■ What you should do: An exact copy of all the data below is needed, without its pictures.

[Items from an interface collection]
◇ ◇ ◇
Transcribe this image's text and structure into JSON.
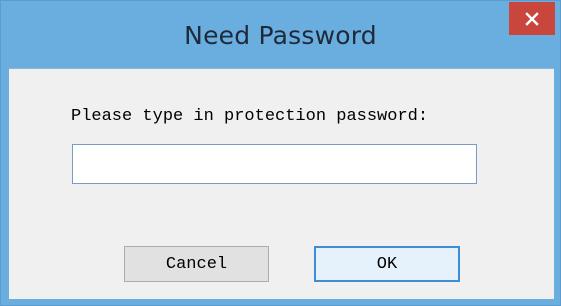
{
  "window": {
    "title": "Need Password",
    "close_symbol": "✕",
    "colors": {
      "frame": "#6aaee0",
      "close_button": "#c9463d",
      "client_background": "#f0f0f0"
    }
  },
  "dialog": {
    "prompt": "Please type in protection password:",
    "password": {
      "value": "",
      "placeholder": ""
    },
    "buttons": {
      "cancel_label": "Cancel",
      "ok_label": "OK"
    }
  },
  "icons": {
    "close": "close-icon"
  }
}
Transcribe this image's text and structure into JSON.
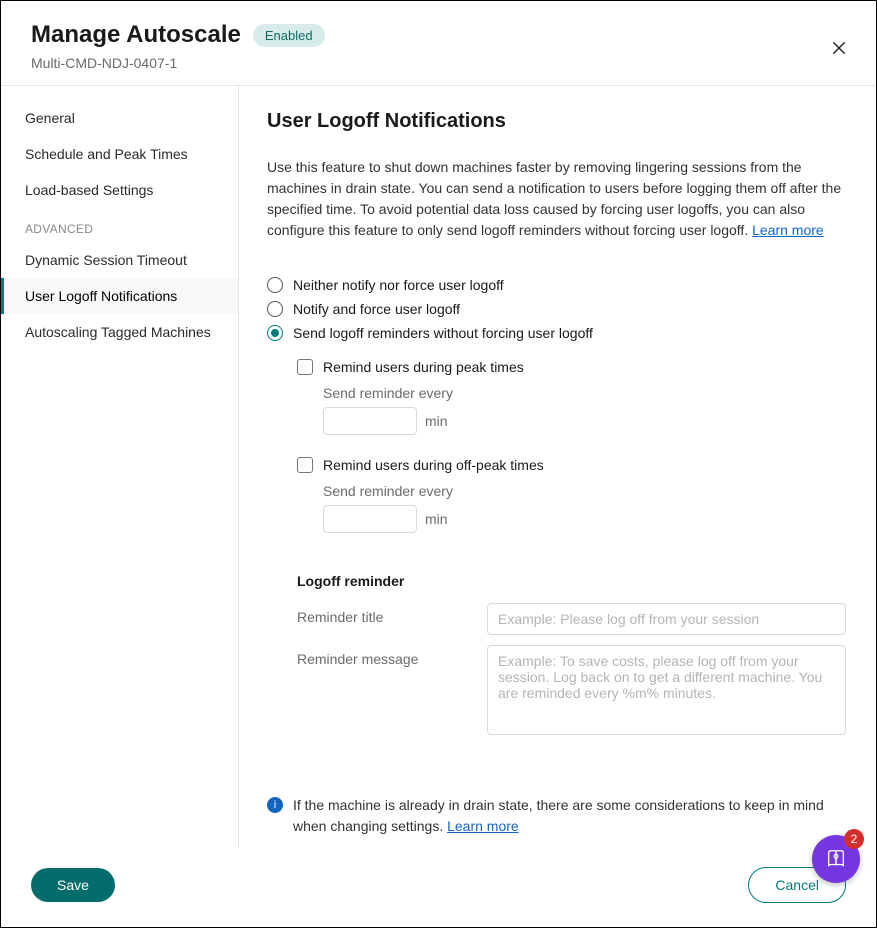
{
  "header": {
    "title": "Manage Autoscale",
    "status": "Enabled",
    "subtitle": "Multi-CMD-NDJ-0407-1"
  },
  "sidebar": {
    "items": [
      {
        "label": "General",
        "active": false
      },
      {
        "label": "Schedule and Peak Times",
        "active": false
      },
      {
        "label": "Load-based Settings",
        "active": false
      }
    ],
    "advanced_label": "ADVANCED",
    "advanced_items": [
      {
        "label": "Dynamic Session Timeout",
        "active": false
      },
      {
        "label": "User Logoff Notifications",
        "active": true
      },
      {
        "label": "Autoscaling Tagged Machines",
        "active": false
      }
    ]
  },
  "main": {
    "title": "User Logoff Notifications",
    "description": "Use this feature to shut down machines faster by removing lingering sessions from the machines in drain state. You can send a notification to users before logging them off after the specified time. To avoid potential data loss caused by forcing user logoffs, you can also configure this feature to only send logoff reminders without forcing user logoff. ",
    "learn_more": "Learn more",
    "radios": {
      "opt1": "Neither notify nor force user logoff",
      "opt2": "Notify and force user logoff",
      "opt3": "Send logoff reminders without forcing user logoff"
    },
    "peak": {
      "checkbox_label": "Remind users during peak times",
      "sub_label": "Send reminder every",
      "unit": "min",
      "value": ""
    },
    "offpeak": {
      "checkbox_label": "Remind users during off-peak times",
      "sub_label": "Send reminder every",
      "unit": "min",
      "value": ""
    },
    "reminder": {
      "heading": "Logoff reminder",
      "title_label": "Reminder title",
      "title_placeholder": "Example: Please log off from your session",
      "title_value": "",
      "message_label": "Reminder message",
      "message_placeholder": "Example: To save costs, please log off from your session. Log back on to get a different machine. You are reminded every %m% minutes.",
      "message_value": ""
    },
    "info": {
      "text": "If the machine is already in drain state, there are some considerations to keep in mind when changing settings. ",
      "link": "Learn more"
    }
  },
  "footer": {
    "save": "Save",
    "cancel": "Cancel"
  },
  "fab": {
    "badge": "2"
  }
}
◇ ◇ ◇
■ Result of the exercise:
Transcribe this image's text and structure into JSON.
{
  "window": {
    "title": "Need Password",
    "close_symbol": "✕",
    "colors": {
      "frame": "#6aaee0",
      "close_button": "#c9463d",
      "client_background": "#f0f0f0"
    }
  },
  "dialog": {
    "prompt": "Please type in protection password:",
    "password": {
      "value": "",
      "placeholder": ""
    },
    "buttons": {
      "cancel_label": "Cancel",
      "ok_label": "OK"
    }
  },
  "icons": {
    "close": "close-icon"
  }
}
Transcribe this image's text and structure into JSON.
{
  "header": {
    "title": "Manage Autoscale",
    "status": "Enabled",
    "subtitle": "Multi-CMD-NDJ-0407-1"
  },
  "sidebar": {
    "items": [
      {
        "label": "General",
        "active": false
      },
      {
        "label": "Schedule and Peak Times",
        "active": false
      },
      {
        "label": "Load-based Settings",
        "active": false
      }
    ],
    "advanced_label": "ADVANCED",
    "advanced_items": [
      {
        "label": "Dynamic Session Timeout",
        "active": false
      },
      {
        "label": "User Logoff Notifications",
        "active": true
      },
      {
        "label": "Autoscaling Tagged Machines",
        "active": false
      }
    ]
  },
  "main": {
    "title": "User Logoff Notifications",
    "description": "Use this feature to shut down machines faster by removing lingering sessions from the machines in drain state. You can send a notification to users before logging them off after the specified time. To avoid potential data loss caused by forcing user logoffs, you can also configure this feature to only send logoff reminders without forcing user logoff. ",
    "learn_more": "Learn more",
    "radios": {
      "opt1": "Neither notify nor force user logoff",
      "opt2": "Notify and force user logoff",
      "opt3": "Send logoff reminders without forcing user logoff"
    },
    "peak": {
      "checkbox_label": "Remind users during peak times",
      "sub_label": "Send reminder every",
      "unit": "min",
      "value": ""
    },
    "offpeak": {
      "checkbox_label": "Remind users during off-peak times",
      "sub_label": "Send reminder every",
      "unit": "min",
      "value": ""
    },
    "reminder": {
      "heading": "Logoff reminder",
      "title_label": "Reminder title",
      "title_placeholder": "Example: Please log off from your session",
      "title_value": "",
      "message_label": "Reminder message",
      "message_placeholder": "Example: To save costs, please log off from your session. Log back on to get a different machine. You are reminded every %m% minutes.",
      "message_value": ""
    },
    "info": {
      "text": "If the machine is already in drain state, there are some considerations to keep in mind when changing settings. ",
      "link": "Learn more"
    }
  },
  "footer": {
    "save": "Save",
    "cancel": "Cancel"
  },
  "fab": {
    "badge": "2"
  }
}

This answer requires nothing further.